Assault weapons made in China and Eastern Europe, resembling the AK-47, have become widely and cheaply available in the U.S. since Congress and the Bush administration refused to extend a ban on such weapons in 2004.
Under federal gun laws, gun dealers are not required to report multiple purchases of such weapons because they are classified as rifles.
"If you were to go into a drugstore and buy 20 of these, there is no requirement by the gun dealer to fill out a multiple sales form," said the ATF's Newell.
The drug cartels' weapons of choice include variants of the AK-47, .50-caliber rifles converted to automatic firing capability and a Belgian-made pistol called the "cop killer" or "mata policia" because of its ability to pierce a bulletproof vest.
"It's in high demand by your violent drug cartels, their assassins in Mexico," said Newell of the ATF. The gun can fire a high-powered round used in a rifle.
An ABC News investigation found the "mata policia" and a wide range of assault weapons prominently displayed at gun stores along the border in Texas, the state providing the most weapons to the drug cartels, according to the ATF.
Under Texas and federal law, there is no waiting period for the purchase of such weapons and no restriction on how many can be bought at a time.
U.S. officials say there is little they can do to go after licensed gun dealers because large purchases, dozens or hundreds at a time, are legal for U.S. citizens and legal immigrants with an IRS green card unless a gun dealer suspects the purchase is being made for someone else.
ATF agents say legitimate gun dealers will often report suspicious activities, but that a small but significant number looks the other way.
"I have personally worked cases where gun dealers have willfully allowed hundreds of guns to leave their gun store knowing that they were going into the wrong hands," said Newell.
While the Bush administration has asked for an additional $100 million to combat drug violence on the border, only $948,000, less than one percent, has been allocated to the ATF under the White House proposal.
"We need a lot more resources," said the ATF's Newell.
"It sure shows a lack of concern on our part for this piece of the problem," said Sen. Jeff Bingaman, D-N.M., who has introduced legislation to give the ATF an additional $15 million to improve border efforts.
So the whole "cop killer" argument is a crock of guacamole.
I had to snicker at the Mexican AG who claimed you can buy 20 AK-47s at a "drug store", or hundreds of them at a gun store. No se puede!
Over the last few years hasn’t the Coast Guard captured about a dozen submarines used for smuggling? I guess they bought those in American gunshops too??
No "Barf Alert" necessary.
Especially when one can go to another third world country and buy full auto AK-47’s for $100.

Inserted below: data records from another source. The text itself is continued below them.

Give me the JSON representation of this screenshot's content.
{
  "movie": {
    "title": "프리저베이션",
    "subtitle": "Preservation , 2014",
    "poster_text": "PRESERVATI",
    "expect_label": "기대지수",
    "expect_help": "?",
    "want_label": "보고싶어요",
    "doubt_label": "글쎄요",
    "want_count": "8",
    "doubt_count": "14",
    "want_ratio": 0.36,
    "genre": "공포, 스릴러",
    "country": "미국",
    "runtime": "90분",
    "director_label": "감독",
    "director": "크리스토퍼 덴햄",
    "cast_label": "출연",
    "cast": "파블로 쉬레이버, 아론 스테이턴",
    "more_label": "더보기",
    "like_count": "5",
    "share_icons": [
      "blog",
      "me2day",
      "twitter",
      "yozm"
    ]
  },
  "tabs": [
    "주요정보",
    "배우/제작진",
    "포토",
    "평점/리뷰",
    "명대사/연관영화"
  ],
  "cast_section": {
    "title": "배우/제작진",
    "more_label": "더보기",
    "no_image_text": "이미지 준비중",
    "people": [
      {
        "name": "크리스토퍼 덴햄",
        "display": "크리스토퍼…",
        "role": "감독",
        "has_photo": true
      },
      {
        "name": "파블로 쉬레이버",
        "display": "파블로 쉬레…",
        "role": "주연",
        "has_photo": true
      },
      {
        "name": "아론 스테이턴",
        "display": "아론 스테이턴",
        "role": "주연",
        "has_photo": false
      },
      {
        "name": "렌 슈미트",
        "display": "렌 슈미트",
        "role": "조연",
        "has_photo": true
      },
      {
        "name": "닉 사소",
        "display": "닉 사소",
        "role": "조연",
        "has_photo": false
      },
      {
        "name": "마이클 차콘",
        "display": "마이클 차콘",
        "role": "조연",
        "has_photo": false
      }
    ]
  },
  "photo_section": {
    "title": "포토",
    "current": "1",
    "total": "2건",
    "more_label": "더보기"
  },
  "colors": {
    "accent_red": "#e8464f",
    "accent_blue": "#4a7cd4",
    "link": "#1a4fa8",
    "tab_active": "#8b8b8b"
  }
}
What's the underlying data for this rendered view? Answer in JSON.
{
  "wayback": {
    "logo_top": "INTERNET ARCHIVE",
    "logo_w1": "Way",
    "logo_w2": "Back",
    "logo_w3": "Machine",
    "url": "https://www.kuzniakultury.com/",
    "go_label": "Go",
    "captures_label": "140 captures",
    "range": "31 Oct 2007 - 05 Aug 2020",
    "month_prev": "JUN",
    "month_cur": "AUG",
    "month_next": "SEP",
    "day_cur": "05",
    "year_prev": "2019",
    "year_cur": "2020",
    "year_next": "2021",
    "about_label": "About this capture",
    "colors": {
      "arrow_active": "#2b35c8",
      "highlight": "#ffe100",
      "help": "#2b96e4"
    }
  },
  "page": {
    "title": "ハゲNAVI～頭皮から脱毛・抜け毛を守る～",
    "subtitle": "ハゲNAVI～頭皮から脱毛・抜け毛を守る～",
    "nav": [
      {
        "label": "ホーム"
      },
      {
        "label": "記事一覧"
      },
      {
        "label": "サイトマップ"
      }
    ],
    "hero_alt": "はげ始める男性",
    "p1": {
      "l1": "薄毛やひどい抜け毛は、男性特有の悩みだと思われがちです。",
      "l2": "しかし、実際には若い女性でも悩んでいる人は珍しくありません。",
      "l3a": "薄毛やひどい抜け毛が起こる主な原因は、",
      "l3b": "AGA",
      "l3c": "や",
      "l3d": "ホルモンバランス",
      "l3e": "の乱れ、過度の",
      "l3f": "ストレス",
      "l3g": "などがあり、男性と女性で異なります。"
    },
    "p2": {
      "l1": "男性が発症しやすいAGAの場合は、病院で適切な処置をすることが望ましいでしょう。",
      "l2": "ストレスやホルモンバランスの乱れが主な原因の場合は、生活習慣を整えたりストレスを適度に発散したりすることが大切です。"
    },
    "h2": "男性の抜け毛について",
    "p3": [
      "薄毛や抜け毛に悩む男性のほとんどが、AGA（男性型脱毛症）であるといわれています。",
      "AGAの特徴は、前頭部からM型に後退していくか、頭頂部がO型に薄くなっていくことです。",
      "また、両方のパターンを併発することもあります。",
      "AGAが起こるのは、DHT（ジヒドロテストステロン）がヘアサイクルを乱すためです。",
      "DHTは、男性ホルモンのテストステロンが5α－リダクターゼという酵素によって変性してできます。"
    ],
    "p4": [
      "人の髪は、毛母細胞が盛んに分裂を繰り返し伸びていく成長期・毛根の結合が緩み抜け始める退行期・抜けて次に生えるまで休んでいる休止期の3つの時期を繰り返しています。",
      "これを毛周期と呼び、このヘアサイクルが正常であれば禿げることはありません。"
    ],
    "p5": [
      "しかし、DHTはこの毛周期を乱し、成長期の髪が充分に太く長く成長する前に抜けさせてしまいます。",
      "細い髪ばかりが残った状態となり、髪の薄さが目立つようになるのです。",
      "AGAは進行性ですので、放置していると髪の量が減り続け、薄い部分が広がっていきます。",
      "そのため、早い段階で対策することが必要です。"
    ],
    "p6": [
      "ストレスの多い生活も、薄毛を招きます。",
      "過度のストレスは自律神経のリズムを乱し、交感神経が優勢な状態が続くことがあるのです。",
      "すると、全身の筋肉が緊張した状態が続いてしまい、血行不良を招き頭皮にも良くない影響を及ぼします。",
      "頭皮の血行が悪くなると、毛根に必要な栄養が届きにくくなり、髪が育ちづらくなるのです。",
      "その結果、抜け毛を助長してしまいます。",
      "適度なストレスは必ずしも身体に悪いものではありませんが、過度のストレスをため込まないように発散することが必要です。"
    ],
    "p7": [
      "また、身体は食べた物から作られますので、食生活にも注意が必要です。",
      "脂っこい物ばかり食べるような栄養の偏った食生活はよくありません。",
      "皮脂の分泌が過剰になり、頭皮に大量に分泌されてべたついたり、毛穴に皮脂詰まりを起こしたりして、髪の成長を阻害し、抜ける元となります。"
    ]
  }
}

I think I can fix this...all ATF has to do is add this question to their Form 4473:
Are you a member of one of Mexico’s ruthless drug cartels?
If they answer “yes” then the sale is not approved...problem solved. /sarc
The "Money Quote"...
I fail to see a problem here.
Let them kill each other. If they swear to do so, I’ll buy ‘em a CASE of ammo.
“I fail to see a problem here. Let them kill each other. If they swear to do so, Ill buy em a CASE of ammo.”
But if all of that ammo was “micro-stamped” we could use that information for even better crime solving —just like here in the U.S. /sarc
We a lot less BATFE is what we need. Like none.
But the incoming 'Rat administration would much rather cut the DoD budget, giving some fraction to the BATFErs, and the rest to the poverty pimps.
McPain OTOH, will send even more to "his friends" at the BATFE, but probably not out of the DoD budget... unless to placate "his friends accross the aisle. Friends like Fat Teddy, and UpChuck Schumer.
“Deal with it. You send us illegals. We send back destabilizing weapons for your country. Fair’s fair.”
I like that! I’ll have to rememeber that line.
Show me a drugstore anywhere in America where you can buy 20 AK-47s. I dare you.
Hell, they bought them at WallyWorld.
If you want on, or off this S. Texas/Mexico ping list, please FReepMail me.